==== Records supplied

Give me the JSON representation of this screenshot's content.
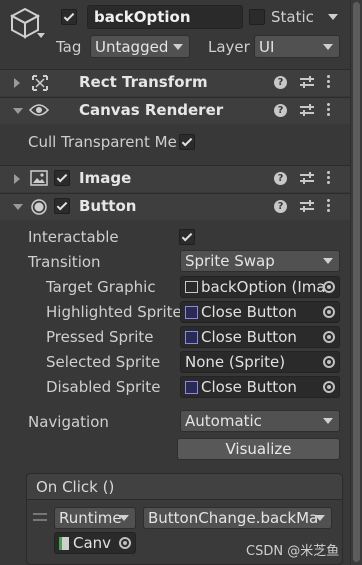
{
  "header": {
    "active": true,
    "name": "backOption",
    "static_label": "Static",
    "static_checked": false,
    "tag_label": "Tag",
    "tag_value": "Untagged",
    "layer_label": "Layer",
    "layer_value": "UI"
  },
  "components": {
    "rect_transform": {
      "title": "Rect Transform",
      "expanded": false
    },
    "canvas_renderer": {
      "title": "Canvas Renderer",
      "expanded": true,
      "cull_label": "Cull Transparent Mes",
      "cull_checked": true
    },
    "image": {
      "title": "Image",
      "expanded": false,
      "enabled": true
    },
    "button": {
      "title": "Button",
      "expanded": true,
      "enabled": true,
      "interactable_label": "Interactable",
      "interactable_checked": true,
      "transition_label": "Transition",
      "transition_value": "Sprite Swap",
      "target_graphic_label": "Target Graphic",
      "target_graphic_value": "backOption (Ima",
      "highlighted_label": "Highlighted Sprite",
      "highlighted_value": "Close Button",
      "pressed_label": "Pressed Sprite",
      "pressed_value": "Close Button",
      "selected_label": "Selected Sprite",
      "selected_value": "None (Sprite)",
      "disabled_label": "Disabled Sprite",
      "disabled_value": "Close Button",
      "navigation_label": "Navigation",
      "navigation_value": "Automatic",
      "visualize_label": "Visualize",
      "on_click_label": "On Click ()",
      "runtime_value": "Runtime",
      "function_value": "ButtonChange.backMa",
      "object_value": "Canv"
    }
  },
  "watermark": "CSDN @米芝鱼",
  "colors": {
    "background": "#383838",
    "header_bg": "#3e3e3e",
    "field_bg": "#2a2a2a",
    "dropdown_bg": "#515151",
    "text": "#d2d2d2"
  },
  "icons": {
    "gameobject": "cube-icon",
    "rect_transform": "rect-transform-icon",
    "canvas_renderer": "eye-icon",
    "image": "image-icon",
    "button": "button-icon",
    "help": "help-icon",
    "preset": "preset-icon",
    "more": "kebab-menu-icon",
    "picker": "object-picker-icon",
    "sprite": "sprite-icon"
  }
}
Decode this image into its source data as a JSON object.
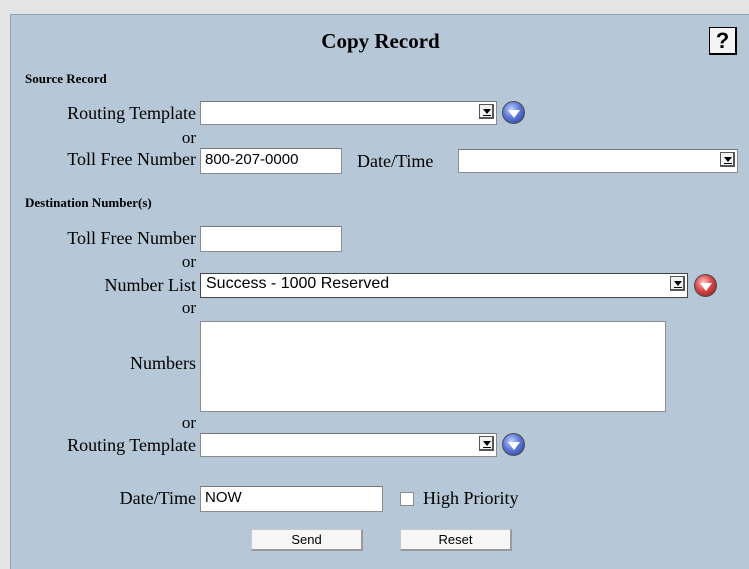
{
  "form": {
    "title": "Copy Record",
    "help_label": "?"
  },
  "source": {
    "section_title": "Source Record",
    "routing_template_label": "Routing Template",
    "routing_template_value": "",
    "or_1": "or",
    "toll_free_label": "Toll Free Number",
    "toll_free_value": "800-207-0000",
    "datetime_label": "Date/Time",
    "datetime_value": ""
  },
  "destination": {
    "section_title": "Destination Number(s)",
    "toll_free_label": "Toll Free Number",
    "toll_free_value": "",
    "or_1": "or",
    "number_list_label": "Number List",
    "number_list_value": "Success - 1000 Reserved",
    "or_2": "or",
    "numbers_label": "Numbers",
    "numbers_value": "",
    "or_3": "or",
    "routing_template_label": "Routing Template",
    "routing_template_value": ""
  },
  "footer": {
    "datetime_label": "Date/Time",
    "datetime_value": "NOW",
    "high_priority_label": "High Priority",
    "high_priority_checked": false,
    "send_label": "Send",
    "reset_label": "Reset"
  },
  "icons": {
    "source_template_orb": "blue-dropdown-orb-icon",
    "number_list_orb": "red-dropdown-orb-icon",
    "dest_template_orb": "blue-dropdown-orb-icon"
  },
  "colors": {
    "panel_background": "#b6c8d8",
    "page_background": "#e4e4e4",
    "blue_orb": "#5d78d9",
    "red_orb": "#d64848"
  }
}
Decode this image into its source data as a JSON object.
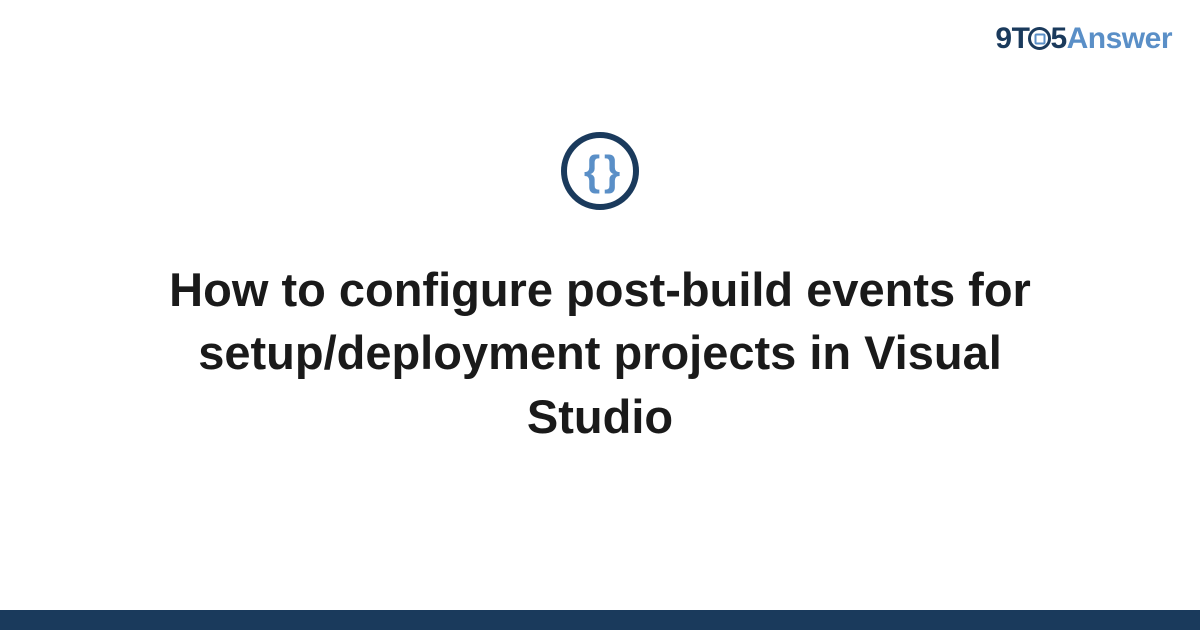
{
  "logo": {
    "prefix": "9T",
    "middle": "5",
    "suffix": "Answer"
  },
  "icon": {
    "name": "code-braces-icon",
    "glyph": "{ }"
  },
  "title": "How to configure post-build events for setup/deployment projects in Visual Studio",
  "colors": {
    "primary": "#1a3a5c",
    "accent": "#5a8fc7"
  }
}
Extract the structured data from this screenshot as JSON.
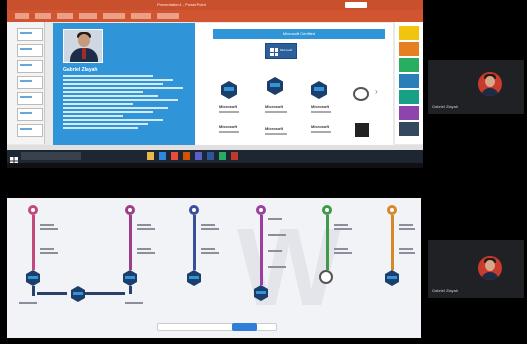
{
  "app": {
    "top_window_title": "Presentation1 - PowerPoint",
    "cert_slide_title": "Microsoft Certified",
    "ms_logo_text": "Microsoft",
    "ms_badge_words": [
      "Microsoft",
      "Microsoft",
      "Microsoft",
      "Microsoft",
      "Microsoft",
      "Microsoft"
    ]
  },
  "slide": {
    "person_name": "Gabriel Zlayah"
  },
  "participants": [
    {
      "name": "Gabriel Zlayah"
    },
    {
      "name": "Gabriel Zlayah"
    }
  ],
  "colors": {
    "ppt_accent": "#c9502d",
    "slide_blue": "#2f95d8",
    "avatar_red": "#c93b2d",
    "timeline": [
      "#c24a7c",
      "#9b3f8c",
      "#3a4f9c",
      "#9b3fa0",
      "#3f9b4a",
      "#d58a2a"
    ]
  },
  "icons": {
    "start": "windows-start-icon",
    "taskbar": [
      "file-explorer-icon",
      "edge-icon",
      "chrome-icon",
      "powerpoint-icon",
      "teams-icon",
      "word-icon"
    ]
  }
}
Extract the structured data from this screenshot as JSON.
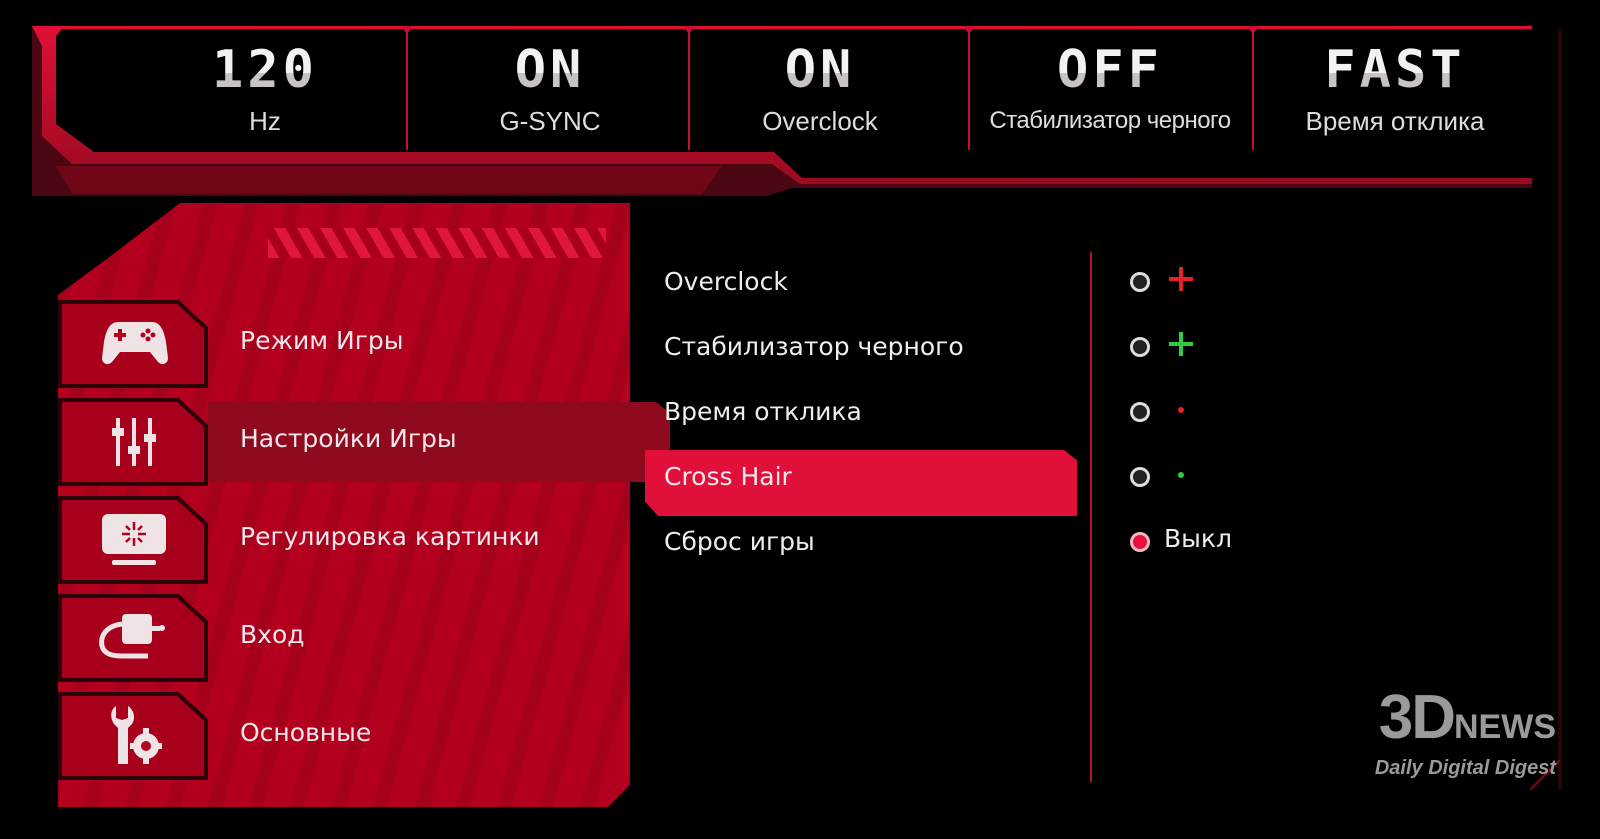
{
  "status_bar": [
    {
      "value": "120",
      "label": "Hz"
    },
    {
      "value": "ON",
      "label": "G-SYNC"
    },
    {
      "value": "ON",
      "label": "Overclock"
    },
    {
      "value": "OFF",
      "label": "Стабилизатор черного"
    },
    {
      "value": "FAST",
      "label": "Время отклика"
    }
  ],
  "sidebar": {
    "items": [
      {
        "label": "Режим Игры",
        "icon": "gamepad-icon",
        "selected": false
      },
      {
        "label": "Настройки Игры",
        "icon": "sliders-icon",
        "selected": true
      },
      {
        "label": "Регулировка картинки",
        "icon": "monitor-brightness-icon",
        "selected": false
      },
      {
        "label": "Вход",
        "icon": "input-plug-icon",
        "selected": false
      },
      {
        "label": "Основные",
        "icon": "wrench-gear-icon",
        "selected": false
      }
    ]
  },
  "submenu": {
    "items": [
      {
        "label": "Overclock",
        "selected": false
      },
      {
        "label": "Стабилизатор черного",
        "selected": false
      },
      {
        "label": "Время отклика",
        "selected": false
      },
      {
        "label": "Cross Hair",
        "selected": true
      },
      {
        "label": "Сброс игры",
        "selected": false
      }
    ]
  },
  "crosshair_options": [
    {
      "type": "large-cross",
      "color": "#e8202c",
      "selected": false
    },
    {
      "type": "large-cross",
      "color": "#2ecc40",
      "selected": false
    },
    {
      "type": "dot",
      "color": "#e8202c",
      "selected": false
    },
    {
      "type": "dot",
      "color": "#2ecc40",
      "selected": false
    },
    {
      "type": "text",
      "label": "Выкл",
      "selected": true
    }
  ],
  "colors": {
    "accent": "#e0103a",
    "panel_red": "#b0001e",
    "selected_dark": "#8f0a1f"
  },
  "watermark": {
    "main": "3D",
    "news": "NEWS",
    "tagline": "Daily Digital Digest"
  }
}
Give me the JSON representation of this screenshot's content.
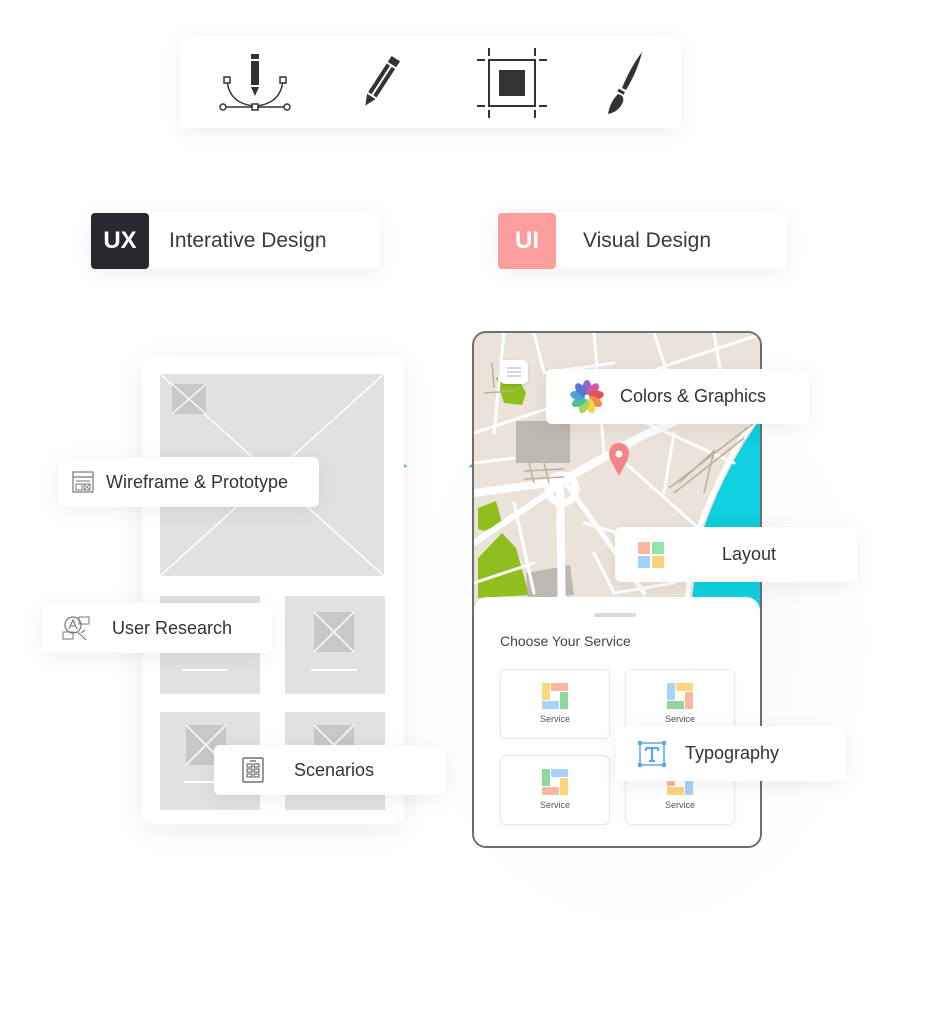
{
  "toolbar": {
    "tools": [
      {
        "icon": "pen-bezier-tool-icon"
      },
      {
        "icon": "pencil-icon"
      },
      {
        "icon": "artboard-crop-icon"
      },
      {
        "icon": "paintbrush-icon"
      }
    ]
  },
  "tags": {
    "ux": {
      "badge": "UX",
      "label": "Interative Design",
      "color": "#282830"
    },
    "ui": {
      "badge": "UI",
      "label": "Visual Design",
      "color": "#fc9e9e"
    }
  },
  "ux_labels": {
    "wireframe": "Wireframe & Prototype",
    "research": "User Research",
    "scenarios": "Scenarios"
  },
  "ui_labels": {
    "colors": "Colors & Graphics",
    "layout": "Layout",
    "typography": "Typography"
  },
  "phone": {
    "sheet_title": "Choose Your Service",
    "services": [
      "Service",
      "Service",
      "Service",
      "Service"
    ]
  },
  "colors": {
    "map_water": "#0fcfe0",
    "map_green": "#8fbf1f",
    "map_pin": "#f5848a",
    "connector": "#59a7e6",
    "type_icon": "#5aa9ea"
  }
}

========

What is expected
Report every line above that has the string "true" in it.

Problem solution
    "active": true,
      "expanded": true,
      "cull_checked": true
      "enabled": true
      "expanded": true,
      "enabled": true,
      "interactable_checked": true,
        "selected": true
        "selected": true
      "selected": true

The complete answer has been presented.